▶ _PROBLEM TO WORK ON_: Reproduce all of the entries below exactly, without images.

(SUPPLIED RECORDS begins)

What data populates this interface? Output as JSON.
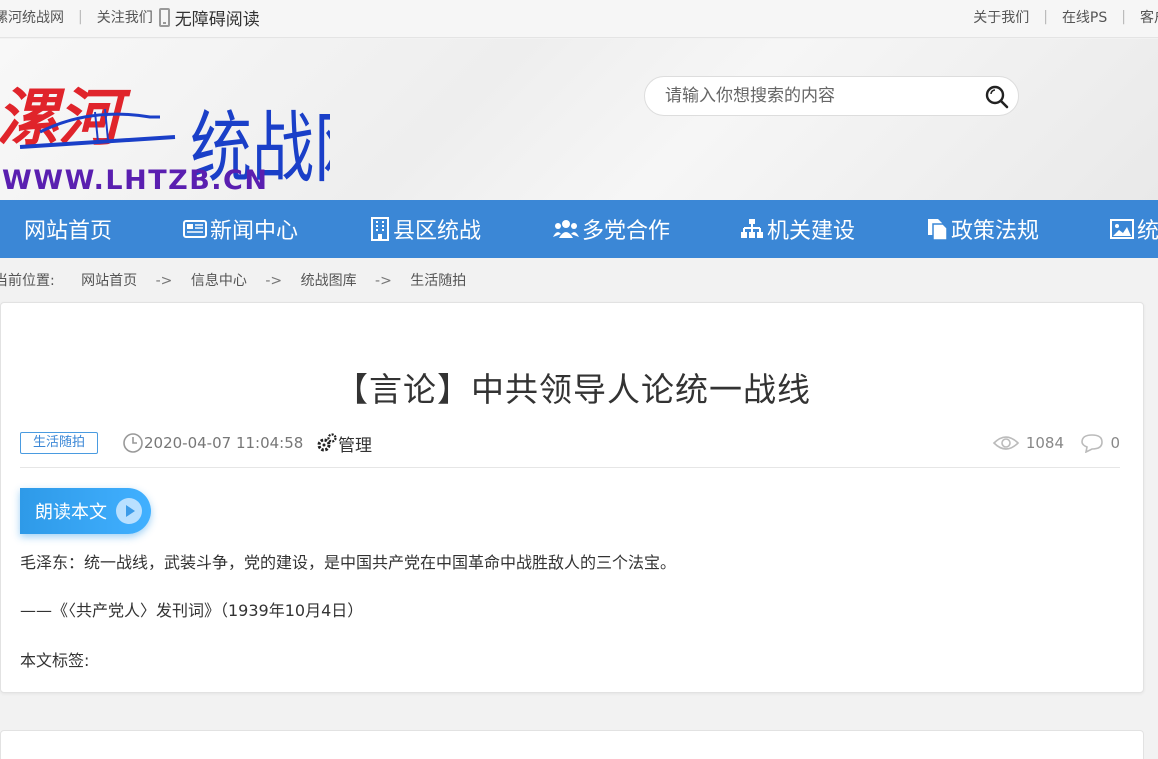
{
  "topbar": {
    "site_name": "漯河统战网",
    "follow": "关注我们",
    "accessible": "无障碍阅读",
    "about": "关于我们",
    "ps": "在线PS",
    "client": "客户"
  },
  "header": {
    "logo_chars": "漯河",
    "logo_name": "统战网",
    "logo_url": "WWW.LHTZB.CN",
    "search_placeholder": "请输入你想搜索的内容"
  },
  "nav": {
    "items": [
      {
        "label": "网站首页",
        "icon": "home"
      },
      {
        "label": "新闻中心",
        "icon": "newspaper-icon"
      },
      {
        "label": "县区统战",
        "icon": "building-icon"
      },
      {
        "label": "多党合作",
        "icon": "users-icon"
      },
      {
        "label": "机关建设",
        "icon": "sitemap-icon"
      },
      {
        "label": "政策法规",
        "icon": "files-icon"
      },
      {
        "label": "统",
        "icon": "image-icon"
      }
    ]
  },
  "breadcrumb": {
    "prefix": "当前位置:",
    "items": [
      "网站首页",
      "信息中心",
      "统战图库",
      "生活随拍"
    ],
    "arrow": "->"
  },
  "article": {
    "title": "【言论】中共领导人论统一战线",
    "category": "生活随拍",
    "datetime": "2020-04-07 11:04:58",
    "manage": "管理",
    "views": "1084",
    "comments": "0",
    "read_button": "朗读本文",
    "paragraphs": [
      "毛泽东：统一战线，武装斗争，党的建设，是中国共产党在中国革命中战胜敌人的三个法宝。",
      "——《〈共产党人〉发刊词》（1939年10月4日）",
      "本文标签:"
    ]
  },
  "colors": {
    "nav_bg": "#3b87d6",
    "accent": "#2e9ae8",
    "logo_red": "#e0242b",
    "logo_blue": "#1a3fc8",
    "logo_purple": "#5a1fb0"
  }
}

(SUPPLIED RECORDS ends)

▶ _SOLUTION TO THIS TASK_:
What data populates this interface? Output as JSON.
{
  "topbar": {
    "site_name": "漯河统战网",
    "follow": "关注我们",
    "accessible": "无障碍阅读",
    "about": "关于我们",
    "ps": "在线PS",
    "client": "客户"
  },
  "header": {
    "logo_chars": "漯河",
    "logo_name": "统战网",
    "logo_url": "WWW.LHTZB.CN",
    "search_placeholder": "请输入你想搜索的内容"
  },
  "nav": {
    "items": [
      {
        "label": "网站首页",
        "icon": "home"
      },
      {
        "label": "新闻中心",
        "icon": "newspaper-icon"
      },
      {
        "label": "县区统战",
        "icon": "building-icon"
      },
      {
        "label": "多党合作",
        "icon": "users-icon"
      },
      {
        "label": "机关建设",
        "icon": "sitemap-icon"
      },
      {
        "label": "政策法规",
        "icon": "files-icon"
      },
      {
        "label": "统",
        "icon": "image-icon"
      }
    ]
  },
  "breadcrumb": {
    "prefix": "当前位置:",
    "items": [
      "网站首页",
      "信息中心",
      "统战图库",
      "生活随拍"
    ],
    "arrow": "->"
  },
  "article": {
    "title": "【言论】中共领导人论统一战线",
    "category": "生活随拍",
    "datetime": "2020-04-07 11:04:58",
    "manage": "管理",
    "views": "1084",
    "comments": "0",
    "read_button": "朗读本文",
    "paragraphs": [
      "毛泽东：统一战线，武装斗争，党的建设，是中国共产党在中国革命中战胜敌人的三个法宝。",
      "——《〈共产党人〉发刊词》（1939年10月4日）",
      "本文标签:"
    ]
  },
  "colors": {
    "nav_bg": "#3b87d6",
    "accent": "#2e9ae8",
    "logo_red": "#e0242b",
    "logo_blue": "#1a3fc8",
    "logo_purple": "#5a1fb0"
  }
}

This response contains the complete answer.